# [WHAT TO PRODUCE]
Write out all of the data without omission, exactly as shown.

# [MATERIAL SUPPLIED]
+ + + + + + +

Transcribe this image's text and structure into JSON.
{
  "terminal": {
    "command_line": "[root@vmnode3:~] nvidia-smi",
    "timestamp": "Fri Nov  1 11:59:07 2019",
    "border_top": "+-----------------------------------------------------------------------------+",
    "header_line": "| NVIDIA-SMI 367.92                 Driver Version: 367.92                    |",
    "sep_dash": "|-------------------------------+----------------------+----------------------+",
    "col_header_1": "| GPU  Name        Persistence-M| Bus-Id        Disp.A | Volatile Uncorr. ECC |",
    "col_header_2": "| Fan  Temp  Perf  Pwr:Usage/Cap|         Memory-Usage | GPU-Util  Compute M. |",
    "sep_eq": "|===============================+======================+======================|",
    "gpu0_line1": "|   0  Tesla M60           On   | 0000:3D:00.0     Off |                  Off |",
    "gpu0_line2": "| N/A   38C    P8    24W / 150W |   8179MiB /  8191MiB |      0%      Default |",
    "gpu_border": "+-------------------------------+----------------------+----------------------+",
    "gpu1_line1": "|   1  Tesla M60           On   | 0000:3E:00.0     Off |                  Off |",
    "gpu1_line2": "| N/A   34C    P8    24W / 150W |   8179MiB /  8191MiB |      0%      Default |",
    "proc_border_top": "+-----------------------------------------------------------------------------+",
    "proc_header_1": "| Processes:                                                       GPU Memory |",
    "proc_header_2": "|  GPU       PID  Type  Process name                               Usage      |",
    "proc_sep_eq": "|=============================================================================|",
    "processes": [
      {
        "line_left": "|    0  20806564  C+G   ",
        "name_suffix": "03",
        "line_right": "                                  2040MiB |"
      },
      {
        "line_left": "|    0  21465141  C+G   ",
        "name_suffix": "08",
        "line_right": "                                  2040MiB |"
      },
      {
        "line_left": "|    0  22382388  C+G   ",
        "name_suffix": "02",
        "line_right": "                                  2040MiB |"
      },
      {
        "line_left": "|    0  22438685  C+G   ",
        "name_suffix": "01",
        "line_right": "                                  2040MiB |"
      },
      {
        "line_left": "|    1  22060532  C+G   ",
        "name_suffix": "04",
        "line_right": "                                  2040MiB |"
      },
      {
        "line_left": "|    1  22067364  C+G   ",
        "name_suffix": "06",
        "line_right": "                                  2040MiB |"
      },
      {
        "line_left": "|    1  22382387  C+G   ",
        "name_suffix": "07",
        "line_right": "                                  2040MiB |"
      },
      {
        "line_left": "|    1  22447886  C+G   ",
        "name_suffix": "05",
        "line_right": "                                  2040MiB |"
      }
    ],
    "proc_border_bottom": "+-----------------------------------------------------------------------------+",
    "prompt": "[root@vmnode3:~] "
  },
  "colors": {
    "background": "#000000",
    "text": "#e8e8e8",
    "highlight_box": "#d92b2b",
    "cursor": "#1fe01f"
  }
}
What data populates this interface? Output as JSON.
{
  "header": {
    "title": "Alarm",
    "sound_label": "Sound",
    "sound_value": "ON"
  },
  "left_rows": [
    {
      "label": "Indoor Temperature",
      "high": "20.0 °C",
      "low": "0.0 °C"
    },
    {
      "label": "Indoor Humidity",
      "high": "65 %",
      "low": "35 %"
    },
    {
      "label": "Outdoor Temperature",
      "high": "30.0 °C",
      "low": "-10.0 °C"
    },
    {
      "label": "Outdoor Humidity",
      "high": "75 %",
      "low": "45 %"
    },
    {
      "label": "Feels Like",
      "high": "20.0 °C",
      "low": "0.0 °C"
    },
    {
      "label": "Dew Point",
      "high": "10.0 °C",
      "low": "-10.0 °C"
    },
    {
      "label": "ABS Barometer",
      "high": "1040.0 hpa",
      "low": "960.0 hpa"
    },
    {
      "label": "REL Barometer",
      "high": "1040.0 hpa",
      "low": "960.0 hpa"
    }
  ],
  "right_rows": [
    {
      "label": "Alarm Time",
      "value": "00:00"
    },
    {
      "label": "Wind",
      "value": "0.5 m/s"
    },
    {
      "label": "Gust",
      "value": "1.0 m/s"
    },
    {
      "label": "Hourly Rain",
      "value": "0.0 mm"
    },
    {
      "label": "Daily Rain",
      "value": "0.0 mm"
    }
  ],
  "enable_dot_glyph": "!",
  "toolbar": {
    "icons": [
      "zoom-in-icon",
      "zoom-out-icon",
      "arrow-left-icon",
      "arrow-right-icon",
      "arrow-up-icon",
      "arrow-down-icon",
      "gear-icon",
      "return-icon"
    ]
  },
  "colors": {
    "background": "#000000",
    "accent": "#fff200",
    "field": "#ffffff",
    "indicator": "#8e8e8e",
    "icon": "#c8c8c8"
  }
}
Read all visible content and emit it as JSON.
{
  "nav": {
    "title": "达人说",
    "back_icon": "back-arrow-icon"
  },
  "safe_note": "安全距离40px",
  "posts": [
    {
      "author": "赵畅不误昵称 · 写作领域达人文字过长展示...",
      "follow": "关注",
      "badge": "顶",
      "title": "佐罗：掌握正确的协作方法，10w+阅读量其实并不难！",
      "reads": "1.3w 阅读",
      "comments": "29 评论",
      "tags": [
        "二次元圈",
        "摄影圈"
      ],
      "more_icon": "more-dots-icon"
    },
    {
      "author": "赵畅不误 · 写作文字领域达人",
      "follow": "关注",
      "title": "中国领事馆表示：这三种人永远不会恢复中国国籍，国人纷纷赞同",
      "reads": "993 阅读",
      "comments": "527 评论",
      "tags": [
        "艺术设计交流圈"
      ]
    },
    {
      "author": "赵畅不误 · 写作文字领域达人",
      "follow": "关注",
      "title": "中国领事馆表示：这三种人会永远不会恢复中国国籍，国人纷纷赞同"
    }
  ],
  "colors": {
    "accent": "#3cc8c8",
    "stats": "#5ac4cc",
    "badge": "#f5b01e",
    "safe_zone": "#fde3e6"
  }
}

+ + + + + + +

# [ANSWER BELOW]
Transcribe this image's text and structure into JSON.
{
  "terminal": {
    "command_line": "[root@vmnode3:~] nvidia-smi",
    "timestamp": "Fri Nov  1 11:59:07 2019",
    "border_top": "+-----------------------------------------------------------------------------+",
    "header_line": "| NVIDIA-SMI 367.92                 Driver Version: 367.92                    |",
    "sep_dash": "|-------------------------------+----------------------+----------------------+",
    "col_header_1": "| GPU  Name        Persistence-M| Bus-Id        Disp.A | Volatile Uncorr. ECC |",
    "col_header_2": "| Fan  Temp  Perf  Pwr:Usage/Cap|         Memory-Usage | GPU-Util  Compute M. |",
    "sep_eq": "|===============================+======================+======================|",
    "gpu0_line1": "|   0  Tesla M60           On   | 0000:3D:00.0     Off |                  Off |",
    "gpu0_line2": "| N/A   38C    P8    24W / 150W |   8179MiB /  8191MiB |      0%      Default |",
    "gpu_border": "+-------------------------------+----------------------+----------------------+",
    "gpu1_line1": "|   1  Tesla M60           On   | 0000:3E:00.0     Off |                  Off |",
    "gpu1_line2": "| N/A   34C    P8    24W / 150W |   8179MiB /  8191MiB |      0%      Default |",
    "proc_border_top": "+-----------------------------------------------------------------------------+",
    "proc_header_1": "| Processes:                                                       GPU Memory |",
    "proc_header_2": "|  GPU       PID  Type  Process name                               Usage      |",
    "proc_sep_eq": "|=============================================================================|",
    "processes": [
      {
        "line_left": "|    0  20806564  C+G   ",
        "name_suffix": "03",
        "line_right": "                                  2040MiB |"
      },
      {
        "line_left": "|    0  21465141  C+G   ",
        "name_suffix": "08",
        "line_right": "                                  2040MiB |"
      },
      {
        "line_left": "|    0  22382388  C+G   ",
        "name_suffix": "02",
        "line_right": "                                  2040MiB |"
      },
      {
        "line_left": "|    0  22438685  C+G   ",
        "name_suffix": "01",
        "line_right": "                                  2040MiB |"
      },
      {
        "line_left": "|    1  22060532  C+G   ",
        "name_suffix": "04",
        "line_right": "                                  2040MiB |"
      },
      {
        "line_left": "|    1  22067364  C+G   ",
        "name_suffix": "06",
        "line_right": "                                  2040MiB |"
      },
      {
        "line_left": "|    1  22382387  C+G   ",
        "name_suffix": "07",
        "line_right": "                                  2040MiB |"
      },
      {
        "line_left": "|    1  22447886  C+G   ",
        "name_suffix": "05",
        "line_right": "                                  2040MiB |"
      }
    ],
    "proc_border_bottom": "+-----------------------------------------------------------------------------+",
    "prompt": "[root@vmnode3:~] "
  },
  "colors": {
    "background": "#000000",
    "text": "#e8e8e8",
    "highlight_box": "#d92b2b",
    "cursor": "#1fe01f"
  }
}
What data populates this interface? Output as JSON.
{
  "header": {
    "title": "Alarm",
    "sound_label": "Sound",
    "sound_value": "ON"
  },
  "left_rows": [
    {
      "label": "Indoor Temperature",
      "high": "20.0 °C",
      "low": "0.0 °C"
    },
    {
      "label": "Indoor Humidity",
      "high": "65 %",
      "low": "35 %"
    },
    {
      "label": "Outdoor Temperature",
      "high": "30.0 °C",
      "low": "-10.0 °C"
    },
    {
      "label": "Outdoor Humidity",
      "high": "75 %",
      "low": "45 %"
    },
    {
      "label": "Feels Like",
      "high": "20.0 °C",
      "low": "0.0 °C"
    },
    {
      "label": "Dew Point",
      "high": "10.0 °C",
      "low": "-10.0 °C"
    },
    {
      "label": "ABS Barometer",
      "high": "1040.0 hpa",
      "low": "960.0 hpa"
    },
    {
      "label": "REL Barometer",
      "high": "1040.0 hpa",
      "low": "960.0 hpa"
    }
  ],
  "right_rows": [
    {
      "label": "Alarm Time",
      "value": "00:00"
    },
    {
      "label": "Wind",
      "value": "0.5 m/s"
    },
    {
      "label": "Gust",
      "value": "1.0 m/s"
    },
    {
      "label": "Hourly Rain",
      "value": "0.0 mm"
    },
    {
      "label": "Daily Rain",
      "value": "0.0 mm"
    }
  ],
  "enable_dot_glyph": "!",
  "toolbar": {
    "icons": [
      "zoom-in-icon",
      "zoom-out-icon",
      "arrow-left-icon",
      "arrow-right-icon",
      "arrow-up-icon",
      "arrow-down-icon",
      "gear-icon",
      "return-icon"
    ]
  },
  "colors": {
    "background": "#000000",
    "accent": "#fff200",
    "field": "#ffffff",
    "indicator": "#8e8e8e",
    "icon": "#c8c8c8"
  }
}
Read all visible content and emit it as JSON.
{
  "nav": {
    "title": "达人说",
    "back_icon": "back-arrow-icon"
  },
  "safe_note": "安全距离40px",
  "posts": [
    {
      "author": "赵畅不误昵称 · 写作领域达人文字过长展示...",
      "follow": "关注",
      "badge": "顶",
      "title": "佐罗：掌握正确的协作方法，10w+阅读量其实并不难！",
      "reads": "1.3w 阅读",
      "comments": "29 评论",
      "tags": [
        "二次元圈",
        "摄影圈"
      ],
      "more_icon": "more-dots-icon"
    },
    {
      "author": "赵畅不误 · 写作文字领域达人",
      "follow": "关注",
      "title": "中国领事馆表示：这三种人永远不会恢复中国国籍，国人纷纷赞同",
      "reads": "993 阅读",
      "comments": "527 评论",
      "tags": [
        "艺术设计交流圈"
      ]
    },
    {
      "author": "赵畅不误 · 写作文字领域达人",
      "follow": "关注",
      "title": "中国领事馆表示：这三种人会永远不会恢复中国国籍，国人纷纷赞同"
    }
  ],
  "colors": {
    "accent": "#3cc8c8",
    "stats": "#5ac4cc",
    "badge": "#f5b01e",
    "safe_zone": "#fde3e6"
  }
}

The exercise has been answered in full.